DAVE (opens new window) is an open-source means of creating domain-based xAPI learning data dashboards. It provides a framework for analysis and visualization, which aligns with xAPI, xAPI Profiles and the TLA. The DAVE GitHub (opens new window) page includes the required resources to stand up and integrate DAVE to suit your own needs. DAVE is not currently connected to the TLA Sandbox, but the ADL Initiative is working to enable dashboards that run against the different TLA LRS solutions.
The xAPI Profile Server (opens new window) provides a library of xAPI Profiles that is intended to be shared across DoD and the broader educational community. It includes authoring tools to allow profiles to be created or modified as needed and an API for performing basic operations such as importing, updating, and validating profiles. Each profile is governed by a community of practice that helps maintain and update their respective profiles. Profiles are listed as 'draft', 'published', or verified'. Draft profiles can only be viewed by the working group that governs the development of that profile. Published or Verified profiles can be viewed by anyone with an account.
An xAPI wrapper for the Unity game engine (opens new window) provides a library to help generate xAPI statements from within a Unity project. This library works with the
/statementsAPI and uses the json.net (opens new window) library to handle the JSON serialization. Three different versions of the json.net library are included with the xAPI wrapper to best suit your Unity deployment. To communicate with an LRS, the wrapper needs to know which LRS you intend to use. The
xAPIWrapperclass is the interface for sending and receiving xAPI statements
The ADL Initiative resources listed above are freely available and are intended to support developers as they work to implement xAPI across different projects. Most commercial LRS solutions offer a more polished user experience, enhanced dashboards, and analytics out-of-the-box, and an assortment of other features that are not included in these utilities.
# POST and GET statements from an LRS
The TLA Sandbox LRS accepts POST and GET statements to its endpoint for retrieving and sharing data. By convention, this endpoint ends with /xAPI/statements. For example, the ADL Initiative’s public LRS is hosted at
<https://lrs.adlnet.gov/> but the actual endpoint that engineers would use to POST and GET data is

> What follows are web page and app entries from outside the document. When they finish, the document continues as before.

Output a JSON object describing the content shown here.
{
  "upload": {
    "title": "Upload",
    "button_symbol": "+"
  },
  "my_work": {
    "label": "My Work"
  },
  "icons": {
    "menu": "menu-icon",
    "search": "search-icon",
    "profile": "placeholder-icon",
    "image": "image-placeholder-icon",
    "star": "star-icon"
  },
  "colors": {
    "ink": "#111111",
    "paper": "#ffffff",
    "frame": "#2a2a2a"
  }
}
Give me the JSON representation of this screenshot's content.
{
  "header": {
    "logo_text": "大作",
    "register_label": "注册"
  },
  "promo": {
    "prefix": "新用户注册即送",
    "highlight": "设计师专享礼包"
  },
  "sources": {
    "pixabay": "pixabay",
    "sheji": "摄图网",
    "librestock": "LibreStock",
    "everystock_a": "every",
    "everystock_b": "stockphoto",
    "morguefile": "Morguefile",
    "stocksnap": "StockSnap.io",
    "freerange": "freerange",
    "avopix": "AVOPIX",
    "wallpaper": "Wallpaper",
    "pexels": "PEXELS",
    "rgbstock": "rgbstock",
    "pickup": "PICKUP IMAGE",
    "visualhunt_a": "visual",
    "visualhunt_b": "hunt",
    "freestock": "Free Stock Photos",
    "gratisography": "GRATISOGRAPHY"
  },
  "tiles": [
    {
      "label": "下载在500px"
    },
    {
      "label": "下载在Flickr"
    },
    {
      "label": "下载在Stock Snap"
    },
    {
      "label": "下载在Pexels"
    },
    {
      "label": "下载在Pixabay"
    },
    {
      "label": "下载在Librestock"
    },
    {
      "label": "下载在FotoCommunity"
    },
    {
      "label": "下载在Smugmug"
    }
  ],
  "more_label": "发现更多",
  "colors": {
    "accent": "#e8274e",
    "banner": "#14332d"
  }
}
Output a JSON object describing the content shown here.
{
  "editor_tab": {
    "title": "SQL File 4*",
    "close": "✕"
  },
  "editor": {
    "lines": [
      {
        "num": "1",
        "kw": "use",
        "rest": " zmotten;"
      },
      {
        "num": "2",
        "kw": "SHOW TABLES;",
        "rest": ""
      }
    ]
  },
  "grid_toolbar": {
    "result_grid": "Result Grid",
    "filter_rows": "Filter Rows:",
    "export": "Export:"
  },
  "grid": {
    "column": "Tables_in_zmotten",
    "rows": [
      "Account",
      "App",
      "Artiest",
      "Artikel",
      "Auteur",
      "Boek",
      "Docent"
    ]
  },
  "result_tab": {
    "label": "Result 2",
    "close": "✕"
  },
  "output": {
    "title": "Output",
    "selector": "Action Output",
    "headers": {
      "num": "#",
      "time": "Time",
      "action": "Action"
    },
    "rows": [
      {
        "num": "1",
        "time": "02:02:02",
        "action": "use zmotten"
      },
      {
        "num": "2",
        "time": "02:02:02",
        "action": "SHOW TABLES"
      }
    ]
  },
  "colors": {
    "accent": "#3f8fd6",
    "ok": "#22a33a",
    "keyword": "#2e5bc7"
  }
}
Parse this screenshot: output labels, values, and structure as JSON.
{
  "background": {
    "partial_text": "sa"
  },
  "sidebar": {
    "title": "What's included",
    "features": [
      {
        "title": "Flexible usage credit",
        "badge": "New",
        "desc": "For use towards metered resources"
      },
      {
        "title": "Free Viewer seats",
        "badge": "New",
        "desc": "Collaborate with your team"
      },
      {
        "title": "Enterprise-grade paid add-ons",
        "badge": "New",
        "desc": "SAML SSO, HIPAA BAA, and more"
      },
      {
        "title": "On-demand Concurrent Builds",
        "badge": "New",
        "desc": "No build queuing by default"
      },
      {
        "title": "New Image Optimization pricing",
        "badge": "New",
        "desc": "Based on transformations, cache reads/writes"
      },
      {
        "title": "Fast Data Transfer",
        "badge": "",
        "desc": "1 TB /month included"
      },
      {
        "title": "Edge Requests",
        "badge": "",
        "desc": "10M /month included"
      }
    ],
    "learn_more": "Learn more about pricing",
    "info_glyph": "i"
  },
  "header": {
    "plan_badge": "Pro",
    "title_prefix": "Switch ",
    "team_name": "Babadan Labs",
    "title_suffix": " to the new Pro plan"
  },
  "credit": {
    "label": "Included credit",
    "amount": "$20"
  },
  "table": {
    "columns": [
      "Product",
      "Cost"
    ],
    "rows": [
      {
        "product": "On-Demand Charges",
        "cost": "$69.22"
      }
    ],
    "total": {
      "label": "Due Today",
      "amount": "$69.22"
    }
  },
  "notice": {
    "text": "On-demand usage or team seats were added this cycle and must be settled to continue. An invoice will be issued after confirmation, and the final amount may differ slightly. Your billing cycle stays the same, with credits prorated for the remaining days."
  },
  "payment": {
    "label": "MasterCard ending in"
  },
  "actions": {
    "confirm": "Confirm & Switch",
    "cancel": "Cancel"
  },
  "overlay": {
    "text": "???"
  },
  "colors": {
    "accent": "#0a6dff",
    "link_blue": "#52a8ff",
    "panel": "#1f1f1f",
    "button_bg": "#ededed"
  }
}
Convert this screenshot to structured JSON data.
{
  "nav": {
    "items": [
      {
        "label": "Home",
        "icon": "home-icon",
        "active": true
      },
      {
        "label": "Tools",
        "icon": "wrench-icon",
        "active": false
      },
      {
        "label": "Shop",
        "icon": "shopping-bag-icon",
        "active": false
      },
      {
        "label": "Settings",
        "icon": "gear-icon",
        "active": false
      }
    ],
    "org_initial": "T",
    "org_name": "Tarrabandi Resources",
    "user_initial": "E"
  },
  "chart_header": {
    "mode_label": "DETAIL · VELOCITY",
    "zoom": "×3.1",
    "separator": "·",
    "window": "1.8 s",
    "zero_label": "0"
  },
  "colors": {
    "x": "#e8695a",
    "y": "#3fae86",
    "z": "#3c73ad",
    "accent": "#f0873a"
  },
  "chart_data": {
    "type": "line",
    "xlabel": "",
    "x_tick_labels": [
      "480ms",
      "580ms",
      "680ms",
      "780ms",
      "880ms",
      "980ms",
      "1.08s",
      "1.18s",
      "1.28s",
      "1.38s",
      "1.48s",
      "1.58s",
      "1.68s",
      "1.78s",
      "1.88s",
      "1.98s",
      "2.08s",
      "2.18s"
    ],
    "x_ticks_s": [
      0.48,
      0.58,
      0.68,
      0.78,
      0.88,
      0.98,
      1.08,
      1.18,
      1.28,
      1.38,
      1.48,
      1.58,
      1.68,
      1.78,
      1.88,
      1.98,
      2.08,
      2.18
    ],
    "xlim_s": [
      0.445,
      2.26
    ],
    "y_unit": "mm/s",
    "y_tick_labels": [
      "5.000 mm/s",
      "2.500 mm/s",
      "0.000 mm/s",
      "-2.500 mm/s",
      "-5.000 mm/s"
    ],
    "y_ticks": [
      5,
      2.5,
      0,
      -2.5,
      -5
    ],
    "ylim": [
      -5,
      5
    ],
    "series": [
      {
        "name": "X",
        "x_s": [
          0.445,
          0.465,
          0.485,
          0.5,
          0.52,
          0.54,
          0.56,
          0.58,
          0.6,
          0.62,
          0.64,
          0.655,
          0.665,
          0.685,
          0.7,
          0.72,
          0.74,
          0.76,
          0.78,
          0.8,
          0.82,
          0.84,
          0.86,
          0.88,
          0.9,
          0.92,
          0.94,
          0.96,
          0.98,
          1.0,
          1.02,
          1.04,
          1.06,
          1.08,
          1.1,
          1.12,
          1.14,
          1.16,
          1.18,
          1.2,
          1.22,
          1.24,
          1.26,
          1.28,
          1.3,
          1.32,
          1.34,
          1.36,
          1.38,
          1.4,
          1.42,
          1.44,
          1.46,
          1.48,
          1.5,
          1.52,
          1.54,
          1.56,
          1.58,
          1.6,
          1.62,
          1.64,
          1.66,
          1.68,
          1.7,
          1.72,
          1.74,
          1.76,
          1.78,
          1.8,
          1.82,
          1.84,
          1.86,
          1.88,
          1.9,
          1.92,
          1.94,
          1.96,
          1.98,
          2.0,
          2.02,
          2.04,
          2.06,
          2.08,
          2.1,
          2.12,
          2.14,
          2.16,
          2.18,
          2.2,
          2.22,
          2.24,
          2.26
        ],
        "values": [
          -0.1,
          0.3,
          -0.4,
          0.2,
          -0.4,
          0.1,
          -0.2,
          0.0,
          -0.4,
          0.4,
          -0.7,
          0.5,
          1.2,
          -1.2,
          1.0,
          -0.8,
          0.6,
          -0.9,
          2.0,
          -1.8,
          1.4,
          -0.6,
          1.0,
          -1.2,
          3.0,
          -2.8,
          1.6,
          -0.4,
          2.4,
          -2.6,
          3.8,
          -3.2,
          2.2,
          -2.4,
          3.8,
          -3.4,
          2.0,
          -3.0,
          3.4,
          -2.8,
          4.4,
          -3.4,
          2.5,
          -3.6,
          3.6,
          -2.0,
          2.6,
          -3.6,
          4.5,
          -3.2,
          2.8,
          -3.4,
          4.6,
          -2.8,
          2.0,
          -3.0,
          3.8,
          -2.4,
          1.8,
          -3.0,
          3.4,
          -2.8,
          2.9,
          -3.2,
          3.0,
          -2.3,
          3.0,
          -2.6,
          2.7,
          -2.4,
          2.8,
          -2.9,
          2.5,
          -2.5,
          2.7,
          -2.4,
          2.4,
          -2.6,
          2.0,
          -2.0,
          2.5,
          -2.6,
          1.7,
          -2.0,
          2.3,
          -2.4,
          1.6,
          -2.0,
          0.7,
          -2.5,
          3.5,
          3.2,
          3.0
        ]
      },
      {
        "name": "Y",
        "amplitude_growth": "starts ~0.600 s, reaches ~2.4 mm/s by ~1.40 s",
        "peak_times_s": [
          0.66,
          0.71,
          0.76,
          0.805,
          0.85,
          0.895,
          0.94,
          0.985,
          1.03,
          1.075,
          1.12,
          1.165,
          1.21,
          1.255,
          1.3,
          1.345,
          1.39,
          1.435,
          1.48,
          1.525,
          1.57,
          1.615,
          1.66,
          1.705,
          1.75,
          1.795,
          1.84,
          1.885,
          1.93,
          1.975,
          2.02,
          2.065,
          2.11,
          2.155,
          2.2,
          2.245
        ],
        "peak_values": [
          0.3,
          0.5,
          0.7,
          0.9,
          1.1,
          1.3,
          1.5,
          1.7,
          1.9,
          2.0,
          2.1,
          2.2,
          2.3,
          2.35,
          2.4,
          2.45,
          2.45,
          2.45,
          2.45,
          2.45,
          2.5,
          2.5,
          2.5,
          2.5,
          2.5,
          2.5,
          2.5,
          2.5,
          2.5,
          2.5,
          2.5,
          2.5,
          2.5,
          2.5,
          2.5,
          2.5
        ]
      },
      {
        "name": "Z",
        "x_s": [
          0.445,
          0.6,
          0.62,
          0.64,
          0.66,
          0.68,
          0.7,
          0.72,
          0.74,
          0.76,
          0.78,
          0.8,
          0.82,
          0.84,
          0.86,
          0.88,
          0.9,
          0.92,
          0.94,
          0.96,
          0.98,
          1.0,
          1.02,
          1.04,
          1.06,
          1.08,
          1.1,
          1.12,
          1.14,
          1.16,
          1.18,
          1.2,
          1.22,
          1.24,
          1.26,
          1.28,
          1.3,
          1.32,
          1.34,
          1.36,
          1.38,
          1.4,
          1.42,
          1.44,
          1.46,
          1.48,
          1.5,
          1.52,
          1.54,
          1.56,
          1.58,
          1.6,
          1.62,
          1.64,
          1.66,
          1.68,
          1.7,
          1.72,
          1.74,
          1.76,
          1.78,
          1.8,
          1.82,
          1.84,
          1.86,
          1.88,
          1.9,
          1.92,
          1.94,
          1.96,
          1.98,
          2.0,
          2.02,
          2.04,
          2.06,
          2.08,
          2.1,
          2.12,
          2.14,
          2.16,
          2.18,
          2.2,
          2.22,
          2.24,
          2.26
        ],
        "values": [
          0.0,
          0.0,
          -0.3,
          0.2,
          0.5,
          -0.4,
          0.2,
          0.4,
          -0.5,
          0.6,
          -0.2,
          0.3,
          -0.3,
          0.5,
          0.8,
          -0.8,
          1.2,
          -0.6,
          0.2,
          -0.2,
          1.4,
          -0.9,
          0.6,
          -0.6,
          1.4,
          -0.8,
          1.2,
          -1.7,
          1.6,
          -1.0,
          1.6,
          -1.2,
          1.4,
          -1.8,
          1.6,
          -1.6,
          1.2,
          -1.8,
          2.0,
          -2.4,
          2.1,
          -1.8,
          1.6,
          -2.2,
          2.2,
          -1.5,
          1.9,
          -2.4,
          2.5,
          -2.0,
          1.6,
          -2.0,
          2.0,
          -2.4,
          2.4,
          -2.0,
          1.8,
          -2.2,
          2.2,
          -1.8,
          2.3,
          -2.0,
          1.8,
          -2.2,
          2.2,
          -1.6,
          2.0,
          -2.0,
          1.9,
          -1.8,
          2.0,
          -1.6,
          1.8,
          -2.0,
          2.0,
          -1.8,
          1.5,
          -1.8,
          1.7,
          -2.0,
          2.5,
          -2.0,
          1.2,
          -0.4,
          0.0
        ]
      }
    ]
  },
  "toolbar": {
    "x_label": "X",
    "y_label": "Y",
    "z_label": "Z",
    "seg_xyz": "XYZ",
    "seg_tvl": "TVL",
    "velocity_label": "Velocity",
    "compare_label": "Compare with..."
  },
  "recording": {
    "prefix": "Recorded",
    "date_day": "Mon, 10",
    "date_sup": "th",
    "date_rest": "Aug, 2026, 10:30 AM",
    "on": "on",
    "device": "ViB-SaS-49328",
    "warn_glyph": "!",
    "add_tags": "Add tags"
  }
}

<https://lrs.adlnet.gov/xAPI/statements>. The xAPI Wrapper (opens new window) tool automatically appends statements to the end of any given URL when being used for POST and GET commands.
To send and receive statements from the TLA sandbox LRS, send xAPI-compliant HTTP (opens new window) requests to the Reference Implementation’s LRS’s endpoint.
"X-Experience-API-Version": "1.0.3", "Authorization": <Authorization>
For a simple tool to send and receive statements, see the xAPI Wrapper (opens new window) on GitHub. There is also a basic tutorial (opens new window) available on the ADL Initiative’s GitHub page (opens new window) that teaches how to pull and visualize xAPI statements.
# LRS Services and Ports
Please contact the TLA Technical Support team for information on LRS services and ports used.